* [Your assignment]: Copy each record below exactly, please, and leave its pictures out.

++++++

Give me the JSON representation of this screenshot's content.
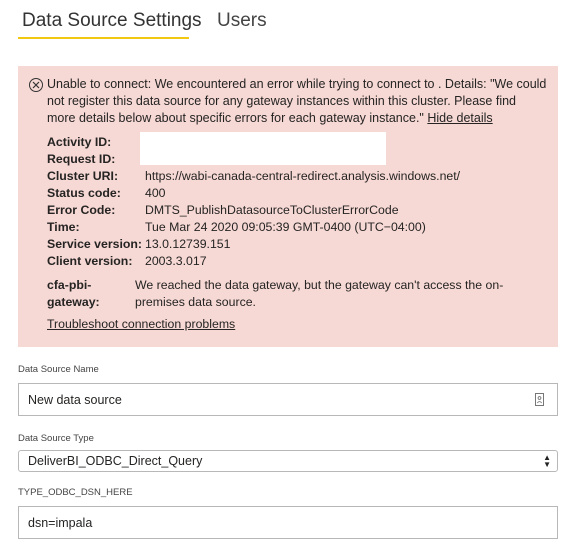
{
  "tabs": [
    {
      "label": "Data Source Settings",
      "active": true
    },
    {
      "label": "Users",
      "active": false
    }
  ],
  "error": {
    "message": "Unable to connect: We encountered an error while trying to connect to . Details: \"We could not register this data source for any gateway instances within this cluster. Please find more details below about specific errors for each gateway instance.\"",
    "hide_details_label": "Hide details",
    "details": [
      {
        "key": "Activity ID:",
        "value": ""
      },
      {
        "key": "Request ID:",
        "value": ""
      },
      {
        "key": "Cluster URI:",
        "value": "https://wabi-canada-central-redirect.analysis.windows.net/"
      },
      {
        "key": "Status code:",
        "value": "400"
      },
      {
        "key": "Error Code:",
        "value": "DMTS_PublishDatasourceToClusterErrorCode"
      },
      {
        "key": "Time:",
        "value": "Tue Mar 24 2020 09:05:39 GMT-0400 (UTC−04:00)"
      },
      {
        "key": "Service version:",
        "value": "13.0.12739.151"
      },
      {
        "key": "Client version:",
        "value": "2003.3.017"
      }
    ],
    "gateway": {
      "key": "cfa-pbi-gateway:",
      "value": "We reached the data gateway, but the gateway can't access the on-premises data source."
    },
    "troubleshoot_label": "Troubleshoot connection problems",
    "background_color": "#f6d8d4"
  },
  "form": {
    "data_source_name": {
      "label": "Data Source Name",
      "value": "New data source"
    },
    "data_source_type": {
      "label": "Data Source Type",
      "value": "DeliverBI_ODBC_Direct_Query"
    },
    "dsn": {
      "label": "TYPE_ODBC_DSN_HERE",
      "value": "dsn=impala"
    }
  },
  "accent_color": "#f2c811"
}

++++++

* [Your response]:
Give me the JSON representation of this screenshot's content.
{
  "tabs": [
    {
      "label": "Data Source Settings",
      "active": true
    },
    {
      "label": "Users",
      "active": false
    }
  ],
  "error": {
    "message": "Unable to connect: We encountered an error while trying to connect to . Details: \"We could not register this data source for any gateway instances within this cluster. Please find more details below about specific errors for each gateway instance.\"",
    "hide_details_label": "Hide details",
    "details": [
      {
        "key": "Activity ID:",
        "value": ""
      },
      {
        "key": "Request ID:",
        "value": ""
      },
      {
        "key": "Cluster URI:",
        "value": "https://wabi-canada-central-redirect.analysis.windows.net/"
      },
      {
        "key": "Status code:",
        "value": "400"
      },
      {
        "key": "Error Code:",
        "value": "DMTS_PublishDatasourceToClusterErrorCode"
      },
      {
        "key": "Time:",
        "value": "Tue Mar 24 2020 09:05:39 GMT-0400 (UTC−04:00)"
      },
      {
        "key": "Service version:",
        "value": "13.0.12739.151"
      },
      {
        "key": "Client version:",
        "value": "2003.3.017"
      }
    ],
    "gateway": {
      "key": "cfa-pbi-gateway:",
      "value": "We reached the data gateway, but the gateway can't access the on-premises data source."
    },
    "troubleshoot_label": "Troubleshoot connection problems",
    "background_color": "#f6d8d4"
  },
  "form": {
    "data_source_name": {
      "label": "Data Source Name",
      "value": "New data source"
    },
    "data_source_type": {
      "label": "Data Source Type",
      "value": "DeliverBI_ODBC_Direct_Query"
    },
    "dsn": {
      "label": "TYPE_ODBC_DSN_HERE",
      "value": "dsn=impala"
    }
  },
  "accent_color": "#f2c811"
}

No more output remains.